Exercise aim: Before copying, set the pictures aside; then repeat every line below verbatim.

━━━

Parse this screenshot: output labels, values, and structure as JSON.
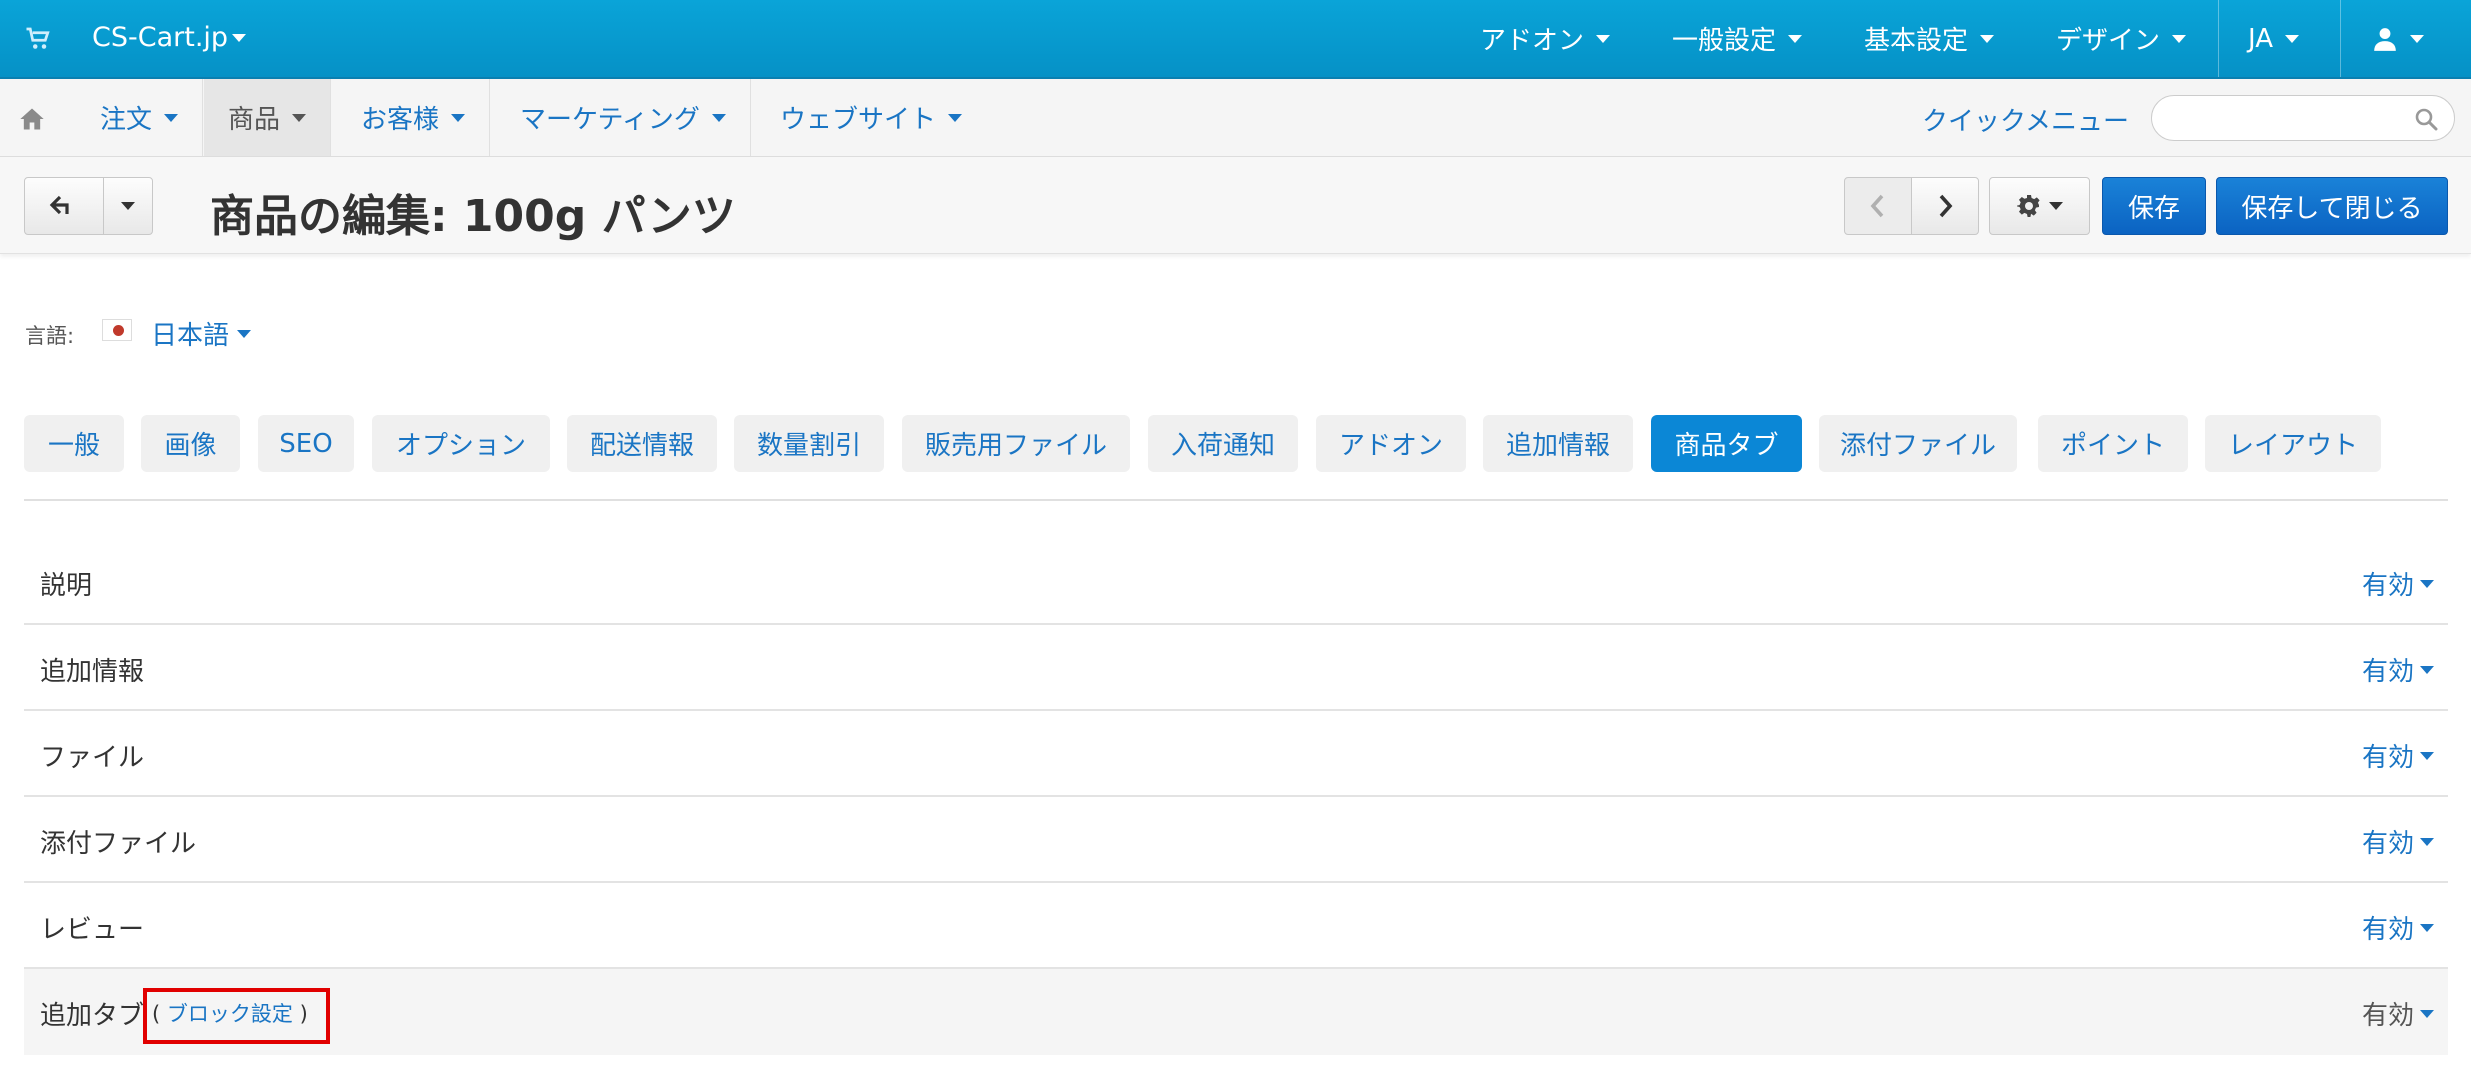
{
  "topbar": {
    "brand": "CS-Cart.jp",
    "menus": [
      "アドオン",
      "一般設定",
      "基本設定",
      "デザイン",
      "JA"
    ],
    "icons": [
      "cart-icon",
      "user-icon"
    ]
  },
  "subnav": {
    "items": [
      "注文",
      "商品",
      "お客様",
      "マーケティング",
      "ウェブサイト"
    ],
    "active_item": "商品",
    "quick_menu": "クイックメニュー",
    "search_placeholder": ""
  },
  "toolbar": {
    "title": "商品の編集: 100g パンツ",
    "save": "保存",
    "save_close": "保存して閉じる"
  },
  "language": {
    "label": "言語:",
    "value": "日本語"
  },
  "tabs": [
    "一般",
    "画像",
    "SEO",
    "オプション",
    "配送情報",
    "数量割引",
    "販売用ファイル",
    "入荷通知",
    "アドオン",
    "追加情報",
    "商品タブ",
    "添付ファイル",
    "ポイント",
    "レイアウト"
  ],
  "active_tab": "商品タブ",
  "rows": [
    {
      "label": "説明",
      "status": "有効"
    },
    {
      "label": "追加情報",
      "status": "有効"
    },
    {
      "label": "ファイル",
      "status": "有効"
    },
    {
      "label": "添付ファイル",
      "status": "有効"
    },
    {
      "label": "レビュー",
      "status": "有効"
    },
    {
      "label": "追加タブ",
      "status": "有効"
    }
  ],
  "block_link": {
    "open": "(",
    "text": "ブロック設定",
    "close": ")"
  },
  "colors": {
    "topbar": "#0aa4d8",
    "link": "#1a75c4",
    "primary_button": "#0b63c2",
    "active_tab": "#0b87d6",
    "highlight_box": "#e10000"
  }
}
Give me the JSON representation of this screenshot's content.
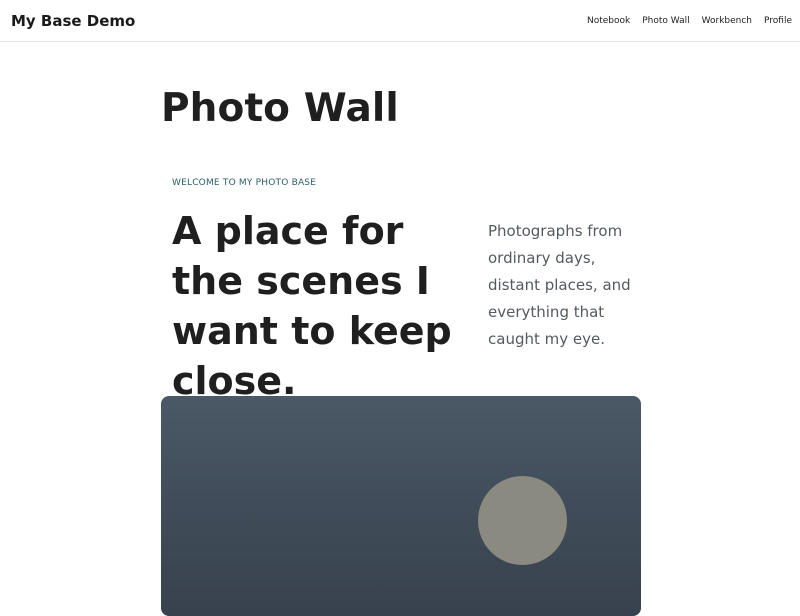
{
  "header": {
    "brand": "My Base Demo",
    "nav": [
      {
        "label": "Notebook"
      },
      {
        "label": "Photo Wall"
      },
      {
        "label": "Workbench"
      },
      {
        "label": "Profile"
      }
    ]
  },
  "page": {
    "title": "Photo Wall"
  },
  "intro": {
    "eyebrow": "WELCOME TO MY PHOTO BASE",
    "heading": "A place for the scenes I want to keep close.",
    "description": "Photographs from ordinary days, distant places, and everything that caught my eye."
  },
  "colors": {
    "eyebrow": "#2c5f66",
    "photo_sky_top": "#4b5967",
    "photo_sky_bottom": "#38424e",
    "photo_moon": "#8a8a80"
  }
}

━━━

Finished task:
Parse this screenshot: output labels, values, and structure as JSON.
{
  "topbar": {
    "brand": "CS-Cart.jp",
    "menus": [
      "アドオン",
      "一般設定",
      "基本設定",
      "デザイン",
      "JA"
    ],
    "icons": [
      "cart-icon",
      "user-icon"
    ]
  },
  "subnav": {
    "items": [
      "注文",
      "商品",
      "お客様",
      "マーケティング",
      "ウェブサイト"
    ],
    "active_item": "商品",
    "quick_menu": "クイックメニュー",
    "search_placeholder": ""
  },
  "toolbar": {
    "title": "商品の編集: 100g パンツ",
    "save": "保存",
    "save_close": "保存して閉じる"
  },
  "language": {
    "label": "言語:",
    "value": "日本語"
  },
  "tabs": [
    "一般",
    "画像",
    "SEO",
    "オプション",
    "配送情報",
    "数量割引",
    "販売用ファイル",
    "入荷通知",
    "アドオン",
    "追加情報",
    "商品タブ",
    "添付ファイル",
    "ポイント",
    "レイアウト"
  ],
  "active_tab": "商品タブ",
  "rows": [
    {
      "label": "説明",
      "status": "有効"
    },
    {
      "label": "追加情報",
      "status": "有効"
    },
    {
      "label": "ファイル",
      "status": "有効"
    },
    {
      "label": "添付ファイル",
      "status": "有効"
    },
    {
      "label": "レビュー",
      "status": "有効"
    },
    {
      "label": "追加タブ",
      "status": "有効"
    }
  ],
  "block_link": {
    "open": "(",
    "text": "ブロック設定",
    "close": ")"
  },
  "colors": {
    "topbar": "#0aa4d8",
    "link": "#1a75c4",
    "primary_button": "#0b63c2",
    "active_tab": "#0b87d6",
    "highlight_box": "#e10000"
  }
}
Give me the JSON representation of this screenshot's content.
{
  "header": {
    "brand": "My Base Demo",
    "nav": [
      {
        "label": "Notebook"
      },
      {
        "label": "Photo Wall"
      },
      {
        "label": "Workbench"
      },
      {
        "label": "Profile"
      }
    ]
  },
  "page": {
    "title": "Photo Wall"
  },
  "intro": {
    "eyebrow": "WELCOME TO MY PHOTO BASE",
    "heading": "A place for the scenes I want to keep close.",
    "description": "Photographs from ordinary days, distant places, and everything that caught my eye."
  },
  "colors": {
    "eyebrow": "#2c5f66",
    "photo_sky_top": "#4b5967",
    "photo_sky_bottom": "#38424e",
    "photo_moon": "#8a8a80"
  }
}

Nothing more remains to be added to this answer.